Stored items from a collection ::
*** Block opens ***

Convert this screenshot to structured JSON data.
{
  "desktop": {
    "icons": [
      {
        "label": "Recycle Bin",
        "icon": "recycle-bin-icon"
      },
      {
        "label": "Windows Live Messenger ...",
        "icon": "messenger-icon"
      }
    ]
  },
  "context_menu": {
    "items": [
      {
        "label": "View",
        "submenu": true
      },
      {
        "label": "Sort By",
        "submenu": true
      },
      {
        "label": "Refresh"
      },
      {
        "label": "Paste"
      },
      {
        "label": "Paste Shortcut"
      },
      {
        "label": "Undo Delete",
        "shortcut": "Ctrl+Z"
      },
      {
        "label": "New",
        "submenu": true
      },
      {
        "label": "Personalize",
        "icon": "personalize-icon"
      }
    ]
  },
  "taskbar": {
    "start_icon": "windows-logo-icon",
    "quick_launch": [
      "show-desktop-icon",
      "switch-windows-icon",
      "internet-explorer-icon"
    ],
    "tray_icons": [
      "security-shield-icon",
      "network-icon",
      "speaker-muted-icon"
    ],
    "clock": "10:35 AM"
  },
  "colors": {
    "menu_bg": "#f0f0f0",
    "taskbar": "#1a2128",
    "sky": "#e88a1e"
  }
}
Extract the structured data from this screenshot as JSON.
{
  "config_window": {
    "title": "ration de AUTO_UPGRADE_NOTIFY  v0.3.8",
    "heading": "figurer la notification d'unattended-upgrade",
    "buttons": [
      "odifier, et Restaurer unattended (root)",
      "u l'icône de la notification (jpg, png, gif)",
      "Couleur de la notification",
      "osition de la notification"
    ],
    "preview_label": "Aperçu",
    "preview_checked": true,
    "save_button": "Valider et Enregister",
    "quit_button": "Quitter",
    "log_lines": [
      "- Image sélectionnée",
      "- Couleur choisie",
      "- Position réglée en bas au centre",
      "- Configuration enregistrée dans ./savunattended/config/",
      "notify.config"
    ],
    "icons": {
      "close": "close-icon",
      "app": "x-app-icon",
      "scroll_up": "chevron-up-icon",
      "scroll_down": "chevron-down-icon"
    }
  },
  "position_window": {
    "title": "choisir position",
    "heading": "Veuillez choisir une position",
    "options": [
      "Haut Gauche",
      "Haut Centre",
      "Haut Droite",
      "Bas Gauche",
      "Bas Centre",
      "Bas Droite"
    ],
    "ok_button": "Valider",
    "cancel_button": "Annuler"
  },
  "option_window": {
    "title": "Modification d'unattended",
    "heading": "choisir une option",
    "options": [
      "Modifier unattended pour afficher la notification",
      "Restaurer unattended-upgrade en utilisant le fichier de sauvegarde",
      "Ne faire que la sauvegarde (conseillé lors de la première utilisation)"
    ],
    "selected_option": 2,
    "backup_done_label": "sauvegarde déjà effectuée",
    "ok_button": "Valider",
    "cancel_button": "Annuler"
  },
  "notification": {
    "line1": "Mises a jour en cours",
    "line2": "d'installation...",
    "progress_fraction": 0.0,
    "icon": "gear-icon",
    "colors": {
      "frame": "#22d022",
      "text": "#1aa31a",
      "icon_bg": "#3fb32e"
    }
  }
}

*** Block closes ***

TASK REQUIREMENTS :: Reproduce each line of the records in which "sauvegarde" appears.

RESPONSE AREA ::
      "Restaurer unattended-upgrade en utilisant le fichier de sauvegarde",
      "Ne faire que la sauvegarde (conseillé lors de la première utilisation)"
    "backup_done_label": "sauvegarde déjà effectuée",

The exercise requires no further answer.